The biggest double feature this week is the release of Barbie and the celebration of Colombian Independence Day.
At least, that’s according to a TikTok posted over the weekend by the Colombian presidency, which hyped up an upcoming Independence Day celebration and Barbie’s release, with both falling on July 20.
But the post generated some controversy within Colombian political circles on social media, and was quickly taken down.
The video, posted to the official TikTok account of the Colombian president’s office, contrasts Barbie’s shoes with a pair of muddy boots, and shows clips from the movie interspersed with photos of President Gustavo Petro and Vice President Francia Márquez.
Dua Lipa’s Dance the Night, which is featured on the Barbie soundtrack, plays over the video. Text written in the movie’s signature font invites the public to join the government at a July 20 sovereignty celebration on the island of San Andrés. (Last week, Colombia won a maritime border dispute against Nicaragua in international court over who has economic rights to San Andrés.)

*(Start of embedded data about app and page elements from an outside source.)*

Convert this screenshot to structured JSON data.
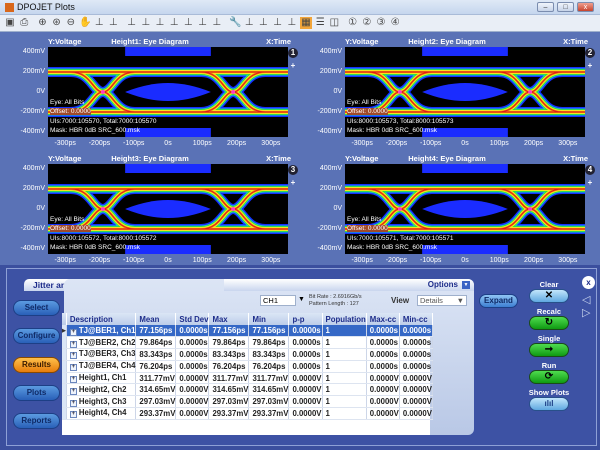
{
  "window": {
    "title": "DPOJET Plots"
  },
  "toolbar": {
    "icons": [
      "save-icon",
      "print-icon",
      "zoom-in-icon",
      "zoom-fit-icon",
      "zoom-out-icon",
      "pan-hand-icon",
      "zoom-region-icon",
      "zoom-region2-icon",
      "cursor-vertical-icon",
      "cursor-horizontal-icon",
      "mask-icon",
      "mask-edit-icon",
      "mask-hits-icon",
      "mask-hits2-icon",
      "mask-margin-icon",
      "settings-wrench-icon",
      "autoscale-icon",
      "marker-icon",
      "baseline-icon",
      "top-icon",
      "layout-grid-icon",
      "layout-stacked-icon",
      "layout-split-icon",
      "plot1-icon",
      "plot2-icon",
      "plot3-icon",
      "plot4-icon"
    ]
  },
  "plots": [
    {
      "ylabel": "Y:Voltage",
      "title": "Height1: Eye Diagram",
      "xlabel": "X:Time",
      "num": "1",
      "eye": "Eye: All Bits",
      "offset": "Offset: 0.0000",
      "uis": "UIs:7000:105570, Total:7000:105570",
      "mask": "Mask: HBR 0dB SRC_600.msk"
    },
    {
      "ylabel": "Y:Voltage",
      "title": "Height2: Eye Diagram",
      "xlabel": "X:Time",
      "num": "2",
      "eye": "Eye: All Bits",
      "offset": "Offset: 0.0000",
      "uis": "UIs:8000:105573, Total:8000:105573",
      "mask": "Mask: HBR 0dB SRC_600.msk"
    },
    {
      "ylabel": "Y:Voltage",
      "title": "Height3: Eye Diagram",
      "xlabel": "X:Time",
      "num": "3",
      "eye": "Eye: All Bits",
      "offset": "Offset: 0.0000",
      "uis": "UIs:8000:105572, Total:8000:105572",
      "mask": "Mask: HBR 0dB SRC_600.msk"
    },
    {
      "ylabel": "Y:Voltage",
      "title": "Height4: Eye Diagram",
      "xlabel": "X:Time",
      "num": "4",
      "eye": "Eye: All Bits",
      "offset": "Offset: 0.0000",
      "uis": "UIs:7000:105571, Total:7000:105571",
      "mask": "Mask: HBR 0dB SRC_600.msk"
    }
  ],
  "yticks": [
    "400mV",
    "200mV",
    "0V",
    "-200mV",
    "-400mV"
  ],
  "xticks": [
    "-300ps",
    "-200ps",
    "-100ps",
    "0s",
    "100ps",
    "200ps",
    "300ps"
  ],
  "panel": {
    "title": "Jitter and Eye Diagram Analysis Tools",
    "options": "Options",
    "source": "CH1",
    "bit_rate": "Bit Rate : 2.6916Gb/s",
    "pattern_length": "Pattern Length : 127",
    "view_label": "View",
    "view_value": "Details",
    "expand": "Expand"
  },
  "nav": [
    "Select",
    "Configure",
    "Results",
    "Plots",
    "Reports"
  ],
  "nav_active": "Results",
  "table": {
    "headers": [
      "Description",
      "Mean",
      "Std Dev",
      "Max",
      "Min",
      "p-p",
      "Population",
      "Max-cc",
      "Min-cc"
    ],
    "rows": [
      [
        "TJ@BER1, Ch1",
        "77.156ps",
        "0.0000s",
        "77.156ps",
        "77.156ps",
        "0.0000s",
        "1",
        "0.0000s",
        "0.0000s"
      ],
      [
        "TJ@BER2, Ch2",
        "79.864ps",
        "0.0000s",
        "79.864ps",
        "79.864ps",
        "0.0000s",
        "1",
        "0.0000s",
        "0.0000s"
      ],
      [
        "TJ@BER3, Ch3",
        "83.343ps",
        "0.0000s",
        "83.343ps",
        "83.343ps",
        "0.0000s",
        "1",
        "0.0000s",
        "0.0000s"
      ],
      [
        "TJ@BER4, Ch4",
        "76.204ps",
        "0.0000s",
        "76.204ps",
        "76.204ps",
        "0.0000s",
        "1",
        "0.0000s",
        "0.0000s"
      ],
      [
        "Height1, Ch1",
        "311.77mV",
        "0.0000V",
        "311.77mV",
        "311.77mV",
        "0.0000V",
        "1",
        "0.0000V",
        "0.0000V"
      ],
      [
        "Height2, Ch2",
        "314.65mV",
        "0.0000V",
        "314.65mV",
        "314.65mV",
        "0.0000V",
        "1",
        "0.0000V",
        "0.0000V"
      ],
      [
        "Height3, Ch3",
        "297.03mV",
        "0.0000V",
        "297.03mV",
        "297.03mV",
        "0.0000V",
        "1",
        "0.0000V",
        "0.0000V"
      ],
      [
        "Height4, Ch4",
        "293.37mV",
        "0.0000V",
        "293.37mV",
        "293.37mV",
        "0.0000V",
        "1",
        "0.0000V",
        "0.0000V"
      ]
    ],
    "selected_row": 0
  },
  "actions": {
    "clear": "Clear",
    "recalc": "Recalc",
    "single": "Single",
    "run": "Run",
    "show_plots": "Show Plots"
  },
  "colors": {
    "accent": "#3568c6",
    "active_nav": "#f0a020",
    "run_green": "#1fb41f"
  }
}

The Colombian government clearly decided to ride the global hype train surrounding Barbie, which has been engaged in an exhaustive world press tour ahead of its release.
But the TikTok has become a point of controversy, according to Colombian media. Some, including opposing political parties, criticized the video for making light of the independence celebration, which doesn’t have similar themes to Barbie, El Tiempo reported.
Several tweets referred to the president as “Petro Barbie,” accusing him of ignoring more serious issues. His approval ratings fell to 33% last month.
The video was quickly taken down. Some reports questioned whether the government was at risk of copyright violations by using music and clips from the movie without permission.
The View From Vietnam
While the Colombian government (briefly) leaned into the Barbie buzz, the movie has been a touchy subject for other world leaders.
Vietnam banned the film from being shown because a scene showed a scribbled cartoon map that Hanoi said includes the so-called “nine-dash line,” a U-shaped section of the South China Sea that China unilaterally claims as part of its territory, but that Vietnam rejects. The country accused the film of showing “offensive political imagery.”
(Warner Bros. Pictures said the movie wasn’t trying to make any kind of statement.)
The View From The Philippines
The Philippines cleared the movie for release after a “meticulous review” of the map, that included consulting “a legal expert on the West Philippines Sea.”
President Ferdinand “Bongbong” Marcos Jr. told reporters that he didn’t see any issue with it, saying the movie is a ”work of fiction,” per Philstar.
“They said it’s a good [movie],” he said.